The difference is 5.1 horses or 3.8 kilowatts. If the pump runs for a year, this would mean an additional $3,332 dollars per year in electricity to run the inefficient pump at 10¢ per kilowatt/hour. And this $3,332 would be on top of the additional cost for the larger (25-Hp) motor. How do you feel about your $800 savings now?

An even cheaper pump might perform the same work and be only 50 percent efficient. This pump would burn 27.8 horses of electricity, and it would require a 30-Hp motor. If it ran 24-hours per day, this would be an additional $6,340 in the electric bill per year compared to the first pump.

If you’ve been following the Pump Guy in Flow Control magazine, you know I started my maintenance career as an apprentice grunt in a Birmingham steel mill. And you also know I was a pump mechanic in the Navy. I’ve stood by helpless while my bosses, chiefs, and purchasing agents made these poor decisions. And guess who was stuck with the maintenance on those cheap pumps?

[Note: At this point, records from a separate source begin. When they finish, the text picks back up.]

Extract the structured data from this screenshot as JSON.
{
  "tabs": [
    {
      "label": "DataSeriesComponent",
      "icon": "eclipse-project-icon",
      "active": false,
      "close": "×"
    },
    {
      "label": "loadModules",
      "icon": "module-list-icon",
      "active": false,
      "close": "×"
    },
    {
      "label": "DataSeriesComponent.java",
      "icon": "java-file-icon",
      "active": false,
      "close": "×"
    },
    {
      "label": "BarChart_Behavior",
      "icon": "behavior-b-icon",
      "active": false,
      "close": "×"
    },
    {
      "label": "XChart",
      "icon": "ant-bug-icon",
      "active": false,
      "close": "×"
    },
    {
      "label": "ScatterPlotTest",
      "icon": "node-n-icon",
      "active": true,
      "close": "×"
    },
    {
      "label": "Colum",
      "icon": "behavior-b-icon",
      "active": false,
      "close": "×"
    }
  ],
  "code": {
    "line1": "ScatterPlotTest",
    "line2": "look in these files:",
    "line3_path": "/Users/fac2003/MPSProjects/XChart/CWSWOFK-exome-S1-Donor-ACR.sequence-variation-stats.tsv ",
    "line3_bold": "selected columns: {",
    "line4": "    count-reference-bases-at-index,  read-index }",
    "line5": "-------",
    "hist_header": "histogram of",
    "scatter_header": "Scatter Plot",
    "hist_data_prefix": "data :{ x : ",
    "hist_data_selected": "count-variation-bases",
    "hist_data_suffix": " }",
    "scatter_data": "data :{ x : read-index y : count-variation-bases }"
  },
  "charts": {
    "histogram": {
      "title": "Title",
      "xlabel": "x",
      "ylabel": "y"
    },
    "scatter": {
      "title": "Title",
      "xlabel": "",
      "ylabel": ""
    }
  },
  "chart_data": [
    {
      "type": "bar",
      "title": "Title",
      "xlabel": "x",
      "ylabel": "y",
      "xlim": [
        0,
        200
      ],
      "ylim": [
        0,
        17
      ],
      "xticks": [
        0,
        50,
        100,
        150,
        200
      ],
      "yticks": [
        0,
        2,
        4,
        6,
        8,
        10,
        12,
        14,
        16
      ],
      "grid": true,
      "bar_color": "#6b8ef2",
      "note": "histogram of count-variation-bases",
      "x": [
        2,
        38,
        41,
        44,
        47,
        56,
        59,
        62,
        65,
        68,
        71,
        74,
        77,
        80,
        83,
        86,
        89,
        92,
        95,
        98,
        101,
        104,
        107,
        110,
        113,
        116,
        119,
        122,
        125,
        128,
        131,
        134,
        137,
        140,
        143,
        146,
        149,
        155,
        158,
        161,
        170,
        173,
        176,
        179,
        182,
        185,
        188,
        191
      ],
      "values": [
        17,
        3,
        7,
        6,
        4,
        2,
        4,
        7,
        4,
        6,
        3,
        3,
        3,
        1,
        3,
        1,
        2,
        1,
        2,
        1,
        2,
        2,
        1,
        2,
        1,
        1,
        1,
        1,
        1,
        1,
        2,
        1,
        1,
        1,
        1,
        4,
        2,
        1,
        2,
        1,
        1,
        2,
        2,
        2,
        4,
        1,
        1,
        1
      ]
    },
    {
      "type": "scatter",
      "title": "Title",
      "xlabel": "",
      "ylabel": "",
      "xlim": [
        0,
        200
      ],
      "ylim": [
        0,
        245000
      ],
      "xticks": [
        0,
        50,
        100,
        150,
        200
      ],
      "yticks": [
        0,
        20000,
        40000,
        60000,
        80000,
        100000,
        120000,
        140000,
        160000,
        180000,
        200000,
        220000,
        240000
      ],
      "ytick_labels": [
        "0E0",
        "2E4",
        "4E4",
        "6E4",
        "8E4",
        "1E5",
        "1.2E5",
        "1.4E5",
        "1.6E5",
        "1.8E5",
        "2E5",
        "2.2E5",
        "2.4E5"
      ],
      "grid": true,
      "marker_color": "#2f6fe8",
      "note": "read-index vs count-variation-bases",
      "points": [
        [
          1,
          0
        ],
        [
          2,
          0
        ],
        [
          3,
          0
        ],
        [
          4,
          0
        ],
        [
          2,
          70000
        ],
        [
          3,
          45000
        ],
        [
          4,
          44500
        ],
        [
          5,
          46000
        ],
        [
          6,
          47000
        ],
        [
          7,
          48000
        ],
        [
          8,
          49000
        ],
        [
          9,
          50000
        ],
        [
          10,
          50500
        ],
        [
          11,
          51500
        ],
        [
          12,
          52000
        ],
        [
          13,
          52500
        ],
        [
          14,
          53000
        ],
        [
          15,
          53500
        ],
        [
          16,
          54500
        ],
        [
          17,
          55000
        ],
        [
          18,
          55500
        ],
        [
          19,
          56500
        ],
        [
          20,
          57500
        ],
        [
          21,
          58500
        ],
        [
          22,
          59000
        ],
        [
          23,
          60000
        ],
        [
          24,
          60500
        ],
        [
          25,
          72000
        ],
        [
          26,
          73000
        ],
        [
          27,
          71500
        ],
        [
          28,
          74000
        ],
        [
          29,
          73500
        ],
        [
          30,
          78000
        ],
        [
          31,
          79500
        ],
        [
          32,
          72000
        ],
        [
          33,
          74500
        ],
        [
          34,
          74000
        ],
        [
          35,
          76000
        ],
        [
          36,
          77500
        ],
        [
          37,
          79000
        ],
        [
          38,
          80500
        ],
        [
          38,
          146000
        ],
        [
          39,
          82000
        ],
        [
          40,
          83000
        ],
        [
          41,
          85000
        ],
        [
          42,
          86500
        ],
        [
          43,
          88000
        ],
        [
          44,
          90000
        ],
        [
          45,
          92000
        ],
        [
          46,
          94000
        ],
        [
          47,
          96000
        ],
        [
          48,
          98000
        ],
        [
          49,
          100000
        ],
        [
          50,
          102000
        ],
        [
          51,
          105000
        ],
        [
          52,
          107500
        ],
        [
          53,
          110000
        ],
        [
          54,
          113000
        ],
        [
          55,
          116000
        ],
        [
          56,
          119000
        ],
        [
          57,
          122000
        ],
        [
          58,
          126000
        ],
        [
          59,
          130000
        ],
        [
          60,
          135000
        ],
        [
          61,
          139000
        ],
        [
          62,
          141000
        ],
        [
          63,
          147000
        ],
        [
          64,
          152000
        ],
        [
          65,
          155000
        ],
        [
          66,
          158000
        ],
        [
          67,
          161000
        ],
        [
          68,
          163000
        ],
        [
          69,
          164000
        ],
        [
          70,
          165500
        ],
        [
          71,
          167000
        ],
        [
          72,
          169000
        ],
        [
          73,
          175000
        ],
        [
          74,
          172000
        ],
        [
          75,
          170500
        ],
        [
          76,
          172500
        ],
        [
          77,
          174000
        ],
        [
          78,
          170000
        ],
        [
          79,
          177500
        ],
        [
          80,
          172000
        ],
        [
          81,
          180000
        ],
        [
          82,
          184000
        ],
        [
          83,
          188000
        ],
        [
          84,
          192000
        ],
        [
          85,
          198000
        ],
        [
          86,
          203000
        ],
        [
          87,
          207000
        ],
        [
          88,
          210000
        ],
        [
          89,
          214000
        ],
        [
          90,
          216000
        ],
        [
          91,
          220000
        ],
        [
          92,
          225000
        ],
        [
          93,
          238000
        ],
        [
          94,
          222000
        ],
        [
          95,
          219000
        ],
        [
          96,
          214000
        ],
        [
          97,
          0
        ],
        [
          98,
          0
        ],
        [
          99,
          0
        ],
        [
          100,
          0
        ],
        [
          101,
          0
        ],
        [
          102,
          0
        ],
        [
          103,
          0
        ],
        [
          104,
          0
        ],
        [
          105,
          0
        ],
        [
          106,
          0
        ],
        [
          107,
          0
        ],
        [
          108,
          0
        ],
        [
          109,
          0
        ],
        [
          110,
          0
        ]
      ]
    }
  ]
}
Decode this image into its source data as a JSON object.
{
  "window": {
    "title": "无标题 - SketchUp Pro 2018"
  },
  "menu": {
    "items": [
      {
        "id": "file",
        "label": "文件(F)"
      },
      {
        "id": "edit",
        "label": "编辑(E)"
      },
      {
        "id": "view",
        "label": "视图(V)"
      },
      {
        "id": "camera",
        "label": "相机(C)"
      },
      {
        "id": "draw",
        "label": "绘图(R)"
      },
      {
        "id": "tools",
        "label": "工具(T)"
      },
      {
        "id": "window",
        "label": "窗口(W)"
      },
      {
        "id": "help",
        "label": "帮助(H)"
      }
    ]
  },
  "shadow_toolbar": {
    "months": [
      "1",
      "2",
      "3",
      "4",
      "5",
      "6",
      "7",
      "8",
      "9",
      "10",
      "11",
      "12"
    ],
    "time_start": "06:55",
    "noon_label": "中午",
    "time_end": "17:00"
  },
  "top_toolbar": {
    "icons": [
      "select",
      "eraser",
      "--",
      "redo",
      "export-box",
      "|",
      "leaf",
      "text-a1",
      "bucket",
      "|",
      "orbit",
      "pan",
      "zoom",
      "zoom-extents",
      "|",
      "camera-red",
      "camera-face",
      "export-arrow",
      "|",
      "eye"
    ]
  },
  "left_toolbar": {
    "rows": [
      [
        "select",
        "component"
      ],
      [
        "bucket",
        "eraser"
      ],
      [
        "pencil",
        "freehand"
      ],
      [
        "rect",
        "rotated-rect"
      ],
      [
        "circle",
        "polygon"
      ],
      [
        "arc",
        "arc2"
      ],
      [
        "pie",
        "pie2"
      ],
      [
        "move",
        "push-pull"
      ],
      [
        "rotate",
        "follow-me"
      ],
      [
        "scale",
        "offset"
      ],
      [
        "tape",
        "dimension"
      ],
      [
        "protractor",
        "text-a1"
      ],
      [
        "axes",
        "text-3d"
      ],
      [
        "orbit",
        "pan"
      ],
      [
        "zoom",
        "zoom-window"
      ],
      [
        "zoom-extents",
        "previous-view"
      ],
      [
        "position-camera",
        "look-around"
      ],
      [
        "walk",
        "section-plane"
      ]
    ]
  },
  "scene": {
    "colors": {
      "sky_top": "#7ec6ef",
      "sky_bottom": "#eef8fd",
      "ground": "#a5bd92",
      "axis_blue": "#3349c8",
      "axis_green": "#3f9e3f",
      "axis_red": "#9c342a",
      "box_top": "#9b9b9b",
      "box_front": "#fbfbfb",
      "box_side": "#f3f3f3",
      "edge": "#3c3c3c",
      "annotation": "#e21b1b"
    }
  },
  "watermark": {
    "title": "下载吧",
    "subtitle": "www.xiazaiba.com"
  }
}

Today, many government agencies send their engineers and techs to the Pump Guy Seminars. And the engineers all say, “But Larry, you don’t understand; we’re under instructions to buy the cheapest pump based on a competitive bid.” It is truly sad.

These are good people, and they understood the information, but they have their instructions. Who is responsible for this? Remember the efficiency next time you go to buy a pump.

Larry Bachus, founder of pump services firm Bachus Company Inc., is a regular contributor to Flow Control magazine. He is a pump consultant, lecturer, and inventor based in Nashville, Tenn. Mr. Bachus is a member of ASME and lectures in both English and Spanish. He can be reached at larry@bachusinc.com or 615 361-7295.

www.bachusinc.com